  1. OpenWetWare. (2020). BIOL368/F20:Week 1. Retrieved September 22, 2020, from https://openwetware.org/wiki/BIOL368/F20:Week_1
  2. OpenWetWare. (2020). BIOL368/F20:Week 3. Retrieved September 22, 2020, from https://openwetware.org/wiki/BIOL368/F20:Week_3
  3. The Purdue Owl. (2018). Citation Chart. Retrieved September 15, 2020, https://owl.purdue.edu/owl/research_and_citation/using_research/documents/20180719CitationChart.pdf.
  4. Wan, Y., et al. (2020). Receptor Recognition by the Novel Coronavirus from Wuhan: an Analysis Based on Decade-Long Structural Studies of SARS Coronavirus. Journal of Virology, 54 (7), retrieved from https://doi.org/10.1128/JVI.00127-20.
  5. Pylaeva, S., Brehm, M., and Sebastiani, D. (2020). Salt Bridge in Aqueous Solution: Strong Structural Motifs but Weak Enthalpic Effect. Scientific Reports, 8 , retrieved from https://doi.org/10.1038/s41598-018-31935-z.
  6. Cammack, R., Atwood, T., Campbell, P., Howard, P., Smith, A., Vella, F., and Stirling, J. (2006). Oxford Dictionary of Biochemistry and Molecular Biology. Oxford University Press, 2 , Oxford, Retrieved from https://www.oxfordreference.com/view/10.1093/acref/9780198529170.001.0001/acref-9780198529170-e-14965?rskey=xODPBW&result=14881.
  7. Cammack, R., Atwood, T., Campbell, P., Howard, P., Smith, A., Vella, F., and Stirling, J. (2006). Oxford Dictionary of Biochemistry and Molecular Biology. Oxford University Press, 2 , Oxford, Retrieved from https://www.oxfordreference.com/view/10.1093/acref/9780198529170.001.0001/acref-9780198529170-e-17004?rskey=3vdqgd&result=16921.
  8. Cammack, R., Atwood, T., Campbell, P., Howard, P., Smith, A., Vella, F., and Stirling, J. (2006). Oxford Dictionary of Biochemistry and Molecular Biology. Oxford University Press, 2 , Oxford, Retrieved from https://www.oxfordreference.com/view/10.1093/acref/9780198529170.001.0001/acref-9780198529170-e-9938?rskey=AaY5WQ&result=9821.

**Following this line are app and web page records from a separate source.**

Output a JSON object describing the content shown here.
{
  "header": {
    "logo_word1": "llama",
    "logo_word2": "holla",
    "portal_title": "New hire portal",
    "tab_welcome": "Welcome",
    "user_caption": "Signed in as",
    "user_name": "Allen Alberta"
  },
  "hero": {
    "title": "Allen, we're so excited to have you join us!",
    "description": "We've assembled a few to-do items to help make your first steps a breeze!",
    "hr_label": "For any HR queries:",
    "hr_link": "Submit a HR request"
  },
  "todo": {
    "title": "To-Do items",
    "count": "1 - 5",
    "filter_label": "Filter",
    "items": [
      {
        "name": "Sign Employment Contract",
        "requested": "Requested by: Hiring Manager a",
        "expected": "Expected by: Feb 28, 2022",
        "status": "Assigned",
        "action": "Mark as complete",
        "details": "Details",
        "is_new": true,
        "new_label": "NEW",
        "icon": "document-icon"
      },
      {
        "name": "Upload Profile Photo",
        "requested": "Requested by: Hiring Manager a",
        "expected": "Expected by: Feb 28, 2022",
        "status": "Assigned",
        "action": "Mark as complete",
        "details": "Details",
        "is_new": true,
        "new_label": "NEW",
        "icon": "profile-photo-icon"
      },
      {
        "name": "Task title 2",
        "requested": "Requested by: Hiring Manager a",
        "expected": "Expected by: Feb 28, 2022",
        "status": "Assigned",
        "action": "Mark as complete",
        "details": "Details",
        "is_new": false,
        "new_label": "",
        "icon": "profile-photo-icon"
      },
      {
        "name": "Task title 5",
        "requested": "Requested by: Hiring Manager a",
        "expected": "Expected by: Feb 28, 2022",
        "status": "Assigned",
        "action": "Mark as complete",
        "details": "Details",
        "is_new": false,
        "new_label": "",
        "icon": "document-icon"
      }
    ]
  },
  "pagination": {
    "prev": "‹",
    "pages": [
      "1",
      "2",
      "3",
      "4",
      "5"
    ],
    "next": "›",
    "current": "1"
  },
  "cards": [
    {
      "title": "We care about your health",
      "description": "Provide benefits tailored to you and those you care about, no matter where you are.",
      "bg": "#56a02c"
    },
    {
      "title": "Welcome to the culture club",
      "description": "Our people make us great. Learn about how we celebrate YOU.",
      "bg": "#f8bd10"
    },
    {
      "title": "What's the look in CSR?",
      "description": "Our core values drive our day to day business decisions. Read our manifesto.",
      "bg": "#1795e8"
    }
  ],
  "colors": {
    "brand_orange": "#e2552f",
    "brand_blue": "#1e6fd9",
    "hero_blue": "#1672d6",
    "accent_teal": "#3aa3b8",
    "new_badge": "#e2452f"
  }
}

  9. Biology Online. Dictionary: Residue, retrieved from https://www.biologyonline.com/dictionary/residue.
  10. Biology Online. Dictionary: ACE, retrieved from https://www.biologyonline.com/dictionary/ace.
  11. Dictionary.com. Dictionary: Palm Civet, retrieved from https://www.dictionary.com/browse/palm-civet.
  12. Merriam-Webster. Dictionary: MERS, retrieved from https://www.merriam-webster.com/dictionary/MERS.
  13. Classification of Protein Families. Spike Binding Domain, InterPro, retrieved from https://www.ebi.ac.uk/interpro/entry/InterPro/IPR036326/.
  14. Shiel, W. Jr. Medical Definition: Reservoir of Infection. Medicine Net, retrieved from https://www.medicinenet.com/script/main/art.asp?articlekey=14969.



"Except for what is noted above, this individual journal entry was completed by me and not copied from another source"Nathan R. Beshai (talk) 20:05, 22 September 2020 (PDT)